Savage Magic by Lloyd Shepherd
|Savage Magic by Lloyd Shepherd|
|Category: Crime (Historical)|
|Reviewer: Ani Johnson|
|Summary: An atmospheric Victorian thriller encompassing a murder mystery, the dark world of the madhouse and the suggestion of superstition. Eerily enticing and a definite page-turner!|
|Buy? Yes||Borrow? Yes|
|Pages: 416||Date: July 2014|
|Publisher: Simon & Schuster|
|External links: Author's website|
London, 1842: Magistrate Aaron Graham is missing his wife. She's left him, taking their daughter to live with her cousin in a very uncousinly way. Yet her distance doesn't prevent her discussing the goings on at her new home with Graham; as these goings on resemble witchcraft and seem to be taking a toll on his daughter's health Aaron is rightly worried. He calls upon Constable Horton to investigate… this is the Horton whose wife Graham encouraged to enter one of the more exclusive madhouses. Under the circumstances it seemed the right thing to do but Horton still hasn't forgiven his superior for it. However, as the investigation goes on and Graham is distracted by a murder case with a rising body count, these bubbling undercurrents of enmity reduce in importance. The important thing for each of them has become survival.
British author Lloyd Shepherd is a former journalist with the likes of Channel 4 and BBC on his curriculum vitae. Where novels are concerned, his previous two (The English Monster and The Poisoned Island) have given him a reputation as an expert manipulator of crime tinted with the supernatural. Now Savage Magic reinforces that reputation with knobs on.
Lloyd is one of those authors who introduces us to apparently unconnected story threads and then weaves them – and our imaginations – into a form which makes aha moment sense. In this case we have Henry Lodge, watching the convict ships as they return from Australia, a magistrate sending a river policeman on a mission and a woman in a madhouse whose only symptom is a feeling that she's stalked and spoken to by a South Sea Islander. As weft threads these are pretty compelling, but then the warp threads appear: various brutal murders, a hedonistic sect… This is great stuff where not a stitch or word is wasted.
As the action comes at a ripping rate once the tension dial is turned up to 11, we would forgive an author for stepping away from the characterisation. Not Lloyd; as we shuffle towards the edges of our seats, we actually learn more about the people we're plumping for.
Both Aaron Graham and Horton are missing their wives. In fact it says something for the Victorian sense of duty that Horton will help Graham protect his wife while Abigail Horton remains incarcerated. When it comes to Sarah Horton, is the talk of witchcraft just the babble of rustic villagers or does something lurk beneath the accusations?

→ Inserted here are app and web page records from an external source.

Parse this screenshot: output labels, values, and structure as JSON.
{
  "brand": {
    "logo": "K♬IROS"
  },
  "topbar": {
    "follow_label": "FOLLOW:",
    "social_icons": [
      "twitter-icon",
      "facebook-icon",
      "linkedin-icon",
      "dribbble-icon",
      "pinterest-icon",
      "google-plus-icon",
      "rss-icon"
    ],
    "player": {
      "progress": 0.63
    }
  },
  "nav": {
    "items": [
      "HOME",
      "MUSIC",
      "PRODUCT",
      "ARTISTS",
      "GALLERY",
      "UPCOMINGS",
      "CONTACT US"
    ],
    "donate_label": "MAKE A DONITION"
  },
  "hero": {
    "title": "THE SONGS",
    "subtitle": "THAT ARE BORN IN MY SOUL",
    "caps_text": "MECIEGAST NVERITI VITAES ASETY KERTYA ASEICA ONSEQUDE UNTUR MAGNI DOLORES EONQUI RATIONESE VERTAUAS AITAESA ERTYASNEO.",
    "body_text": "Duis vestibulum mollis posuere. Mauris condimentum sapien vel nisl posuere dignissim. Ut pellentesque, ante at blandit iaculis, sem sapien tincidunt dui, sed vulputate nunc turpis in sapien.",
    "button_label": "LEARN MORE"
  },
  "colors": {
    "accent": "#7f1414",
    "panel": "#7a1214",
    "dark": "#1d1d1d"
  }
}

Meanwhile in Brooke House Abigail has befriended a very troubled Maria Canfield. (There's a wonderfully ironic vignette of Abigail reading the strait-jacketed Maria A Vindication of the Rights of Women by the way.) However we soon realise that the real threat to Abigail comes from the institution itself rather than Maria.
Among all this Lloyd still finds time to create a full historical backdrop, inserting fascinations about Sir Francis Dashwood and the scarily interesting diary inserts written by the Brooke House mad doctors (a phrase you can take in many ways).
Lloyd shows us a world tinted with Dickensian shadow, remaining true to an era while remaining totally accessible to the modern mind. Using one of his own lines, where Savage Magic is concerned, the interior is a… phantasmagoria that leaves us breathless and longing for more.
(A huge thank you to the folks at Simon & Schuster for providing us with a copy for review.)
Further Reading: If you like your murder to be historically set, we recommend at trip back to the Civil War and A Cruel Necessity by L C Tyler. If you also enjoy a subtle shading of the supernatural too, then try The Raven's Head by Karen Maitland.
You can read more book reviews or buy Savage Magic by Lloyd Shepherd at Amazon.co.uk.
You can read more book reviews or buy Savage Magic by Lloyd Shepherd at Amazon.com.
Like to comment on this review?
Just send us an email and we'll put the best up on the site.